→ Problem
Return the records below character for character.

App and web page records
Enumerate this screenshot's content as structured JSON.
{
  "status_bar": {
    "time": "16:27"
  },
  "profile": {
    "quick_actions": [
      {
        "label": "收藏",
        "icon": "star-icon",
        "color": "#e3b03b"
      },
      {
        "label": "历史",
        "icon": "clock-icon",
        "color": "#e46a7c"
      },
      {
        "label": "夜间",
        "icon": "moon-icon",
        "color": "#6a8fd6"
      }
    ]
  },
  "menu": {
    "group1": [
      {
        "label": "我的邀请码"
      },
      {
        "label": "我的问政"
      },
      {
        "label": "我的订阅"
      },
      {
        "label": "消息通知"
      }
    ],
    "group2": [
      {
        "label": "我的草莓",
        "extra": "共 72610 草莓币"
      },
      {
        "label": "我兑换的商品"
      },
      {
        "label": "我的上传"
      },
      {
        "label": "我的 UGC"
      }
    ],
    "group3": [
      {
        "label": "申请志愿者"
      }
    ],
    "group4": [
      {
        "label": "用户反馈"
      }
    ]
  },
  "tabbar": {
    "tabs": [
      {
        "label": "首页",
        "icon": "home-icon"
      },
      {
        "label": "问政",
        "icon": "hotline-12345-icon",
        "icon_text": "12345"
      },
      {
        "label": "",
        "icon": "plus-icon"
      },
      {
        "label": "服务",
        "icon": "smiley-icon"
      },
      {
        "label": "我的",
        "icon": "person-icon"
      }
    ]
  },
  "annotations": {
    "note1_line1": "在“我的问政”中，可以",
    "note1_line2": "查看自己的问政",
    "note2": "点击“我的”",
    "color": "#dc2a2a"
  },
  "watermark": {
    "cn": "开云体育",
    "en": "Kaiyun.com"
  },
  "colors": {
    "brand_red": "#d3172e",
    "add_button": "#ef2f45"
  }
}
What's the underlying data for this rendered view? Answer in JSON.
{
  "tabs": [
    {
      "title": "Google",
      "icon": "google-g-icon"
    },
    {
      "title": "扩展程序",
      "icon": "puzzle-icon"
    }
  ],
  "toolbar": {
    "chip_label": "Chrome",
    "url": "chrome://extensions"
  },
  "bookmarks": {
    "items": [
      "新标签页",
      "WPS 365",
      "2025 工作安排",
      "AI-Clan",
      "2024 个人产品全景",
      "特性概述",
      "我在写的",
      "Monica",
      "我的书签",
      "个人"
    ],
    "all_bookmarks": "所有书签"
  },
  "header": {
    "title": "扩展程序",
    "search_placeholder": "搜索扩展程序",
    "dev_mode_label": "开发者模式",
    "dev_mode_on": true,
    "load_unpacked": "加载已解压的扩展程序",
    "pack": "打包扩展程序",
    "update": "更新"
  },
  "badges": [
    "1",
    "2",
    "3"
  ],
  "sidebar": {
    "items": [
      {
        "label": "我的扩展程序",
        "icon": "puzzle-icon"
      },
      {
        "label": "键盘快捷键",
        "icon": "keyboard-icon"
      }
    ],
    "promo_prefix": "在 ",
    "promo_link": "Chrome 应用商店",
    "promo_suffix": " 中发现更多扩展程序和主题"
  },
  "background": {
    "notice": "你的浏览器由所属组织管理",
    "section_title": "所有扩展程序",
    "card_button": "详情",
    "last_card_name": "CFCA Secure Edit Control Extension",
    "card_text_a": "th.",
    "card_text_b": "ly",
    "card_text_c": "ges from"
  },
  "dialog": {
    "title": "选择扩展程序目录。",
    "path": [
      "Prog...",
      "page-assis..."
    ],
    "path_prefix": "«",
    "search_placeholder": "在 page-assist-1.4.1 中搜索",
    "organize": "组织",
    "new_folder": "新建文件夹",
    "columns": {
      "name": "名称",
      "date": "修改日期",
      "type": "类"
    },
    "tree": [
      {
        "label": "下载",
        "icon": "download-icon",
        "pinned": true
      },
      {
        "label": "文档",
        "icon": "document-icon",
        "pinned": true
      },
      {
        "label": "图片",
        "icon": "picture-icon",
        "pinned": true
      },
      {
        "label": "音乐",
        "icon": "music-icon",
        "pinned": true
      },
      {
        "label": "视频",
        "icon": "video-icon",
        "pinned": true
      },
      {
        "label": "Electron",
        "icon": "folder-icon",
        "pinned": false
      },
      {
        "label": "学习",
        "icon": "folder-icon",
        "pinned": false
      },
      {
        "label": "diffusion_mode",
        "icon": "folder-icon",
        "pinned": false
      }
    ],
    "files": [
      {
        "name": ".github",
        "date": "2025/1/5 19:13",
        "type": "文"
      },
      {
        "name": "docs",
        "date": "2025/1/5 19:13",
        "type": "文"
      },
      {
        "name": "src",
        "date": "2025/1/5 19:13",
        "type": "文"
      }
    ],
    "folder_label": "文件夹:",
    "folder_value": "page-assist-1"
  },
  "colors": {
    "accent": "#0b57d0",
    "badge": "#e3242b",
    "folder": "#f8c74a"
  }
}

→ Answer box
Enumerate this screenshot's content as structured JSON.
{
  "status_bar": {
    "time": "16:27"
  },
  "profile": {
    "quick_actions": [
      {
        "label": "收藏",
        "icon": "star-icon",
        "color": "#e3b03b"
      },
      {
        "label": "历史",
        "icon": "clock-icon",
        "color": "#e46a7c"
      },
      {
        "label": "夜间",
        "icon": "moon-icon",
        "color": "#6a8fd6"
      }
    ]
  },
  "menu": {
    "group1": [
      {
        "label": "我的邀请码"
      },
      {
        "label": "我的问政"
      },
      {
        "label": "我的订阅"
      },
      {
        "label": "消息通知"
      }
    ],
    "group2": [
      {
        "label": "我的草莓",
        "extra": "共 72610 草莓币"
      },
      {
        "label": "我兑换的商品"
      },
      {
        "label": "我的上传"
      },
      {
        "label": "我的 UGC"
      }
    ],
    "group3": [
      {
        "label": "申请志愿者"
      }
    ],
    "group4": [
      {
        "label": "用户反馈"
      }
    ]
  },
  "tabbar": {
    "tabs": [
      {
        "label": "首页",
        "icon": "home-icon"
      },
      {
        "label": "问政",
        "icon": "hotline-12345-icon",
        "icon_text": "12345"
      },
      {
        "label": "",
        "icon": "plus-icon"
      },
      {
        "label": "服务",
        "icon": "smiley-icon"
      },
      {
        "label": "我的",
        "icon": "person-icon"
      }
    ]
  },
  "annotations": {
    "note1_line1": "在“我的问政”中，可以",
    "note1_line2": "查看自己的问政",
    "note2": "点击“我的”",
    "color": "#dc2a2a"
  },
  "watermark": {
    "cn": "开云体育",
    "en": "Kaiyun.com"
  },
  "colors": {
    "brand_red": "#d3172e",
    "add_button": "#ef2f45"
  }
}
What's the underlying data for this rendered view? Answer in JSON.
{
  "tabs": [
    {
      "title": "Google",
      "icon": "google-g-icon"
    },
    {
      "title": "扩展程序",
      "icon": "puzzle-icon"
    }
  ],
  "toolbar": {
    "chip_label": "Chrome",
    "url": "chrome://extensions"
  },
  "bookmarks": {
    "items": [
      "新标签页",
      "WPS 365",
      "2025 工作安排",
      "AI-Clan",
      "2024 个人产品全景",
      "特性概述",
      "我在写的",
      "Monica",
      "我的书签",
      "个人"
    ],
    "all_bookmarks": "所有书签"
  },
  "header": {
    "title": "扩展程序",
    "search_placeholder": "搜索扩展程序",
    "dev_mode_label": "开发者模式",
    "dev_mode_on": true,
    "load_unpacked": "加载已解压的扩展程序",
    "pack": "打包扩展程序",
    "update": "更新"
  },
  "badges": [
    "1",
    "2",
    "3"
  ],
  "sidebar": {
    "items": [
      {
        "label": "我的扩展程序",
        "icon": "puzzle-icon"
      },
      {
        "label": "键盘快捷键",
        "icon": "keyboard-icon"
      }
    ],
    "promo_prefix": "在 ",
    "promo_link": "Chrome 应用商店",
    "promo_suffix": " 中发现更多扩展程序和主题"
  },
  "background": {
    "notice": "你的浏览器由所属组织管理",
    "section_title": "所有扩展程序",
    "card_button": "详情",
    "last_card_name": "CFCA Secure Edit Control Extension",
    "card_text_a": "th.",
    "card_text_b": "ly",
    "card_text_c": "ges from"
  },
  "dialog": {
    "title": "选择扩展程序目录。",
    "path": [
      "Prog...",
      "page-assis..."
    ],
    "path_prefix": "«",
    "search_placeholder": "在 page-assist-1.4.1 中搜索",
    "organize": "组织",
    "new_folder": "新建文件夹",
    "columns": {
      "name": "名称",
      "date": "修改日期",
      "type": "类"
    },
    "tree": [
      {
        "label": "下载",
        "icon": "download-icon",
        "pinned": true
      },
      {
        "label": "文档",
        "icon": "document-icon",
        "pinned": true
      },
      {
        "label": "图片",
        "icon": "picture-icon",
        "pinned": true
      },
      {
        "label": "音乐",
        "icon": "music-icon",
        "pinned": true
      },
      {
        "label": "视频",
        "icon": "video-icon",
        "pinned": true
      },
      {
        "label": "Electron",
        "icon": "folder-icon",
        "pinned": false
      },
      {
        "label": "学习",
        "icon": "folder-icon",
        "pinned": false
      },
      {
        "label": "diffusion_mode",
        "icon": "folder-icon",
        "pinned": false
      }
    ],
    "files": [
      {
        "name": ".github",
        "date": "2025/1/5 19:13",
        "type": "文"
      },
      {
        "name": "docs",
        "date": "2025/1/5 19:13",
        "type": "文"
      },
      {
        "name": "src",
        "date": "2025/1/5 19:13",
        "type": "文"
      }
    ],
    "folder_label": "文件夹:",
    "folder_value": "page-assist-1"
  },
  "colors": {
    "accent": "#0b57d0",
    "badge": "#e3242b",
    "folder": "#f8c74a"
  }
}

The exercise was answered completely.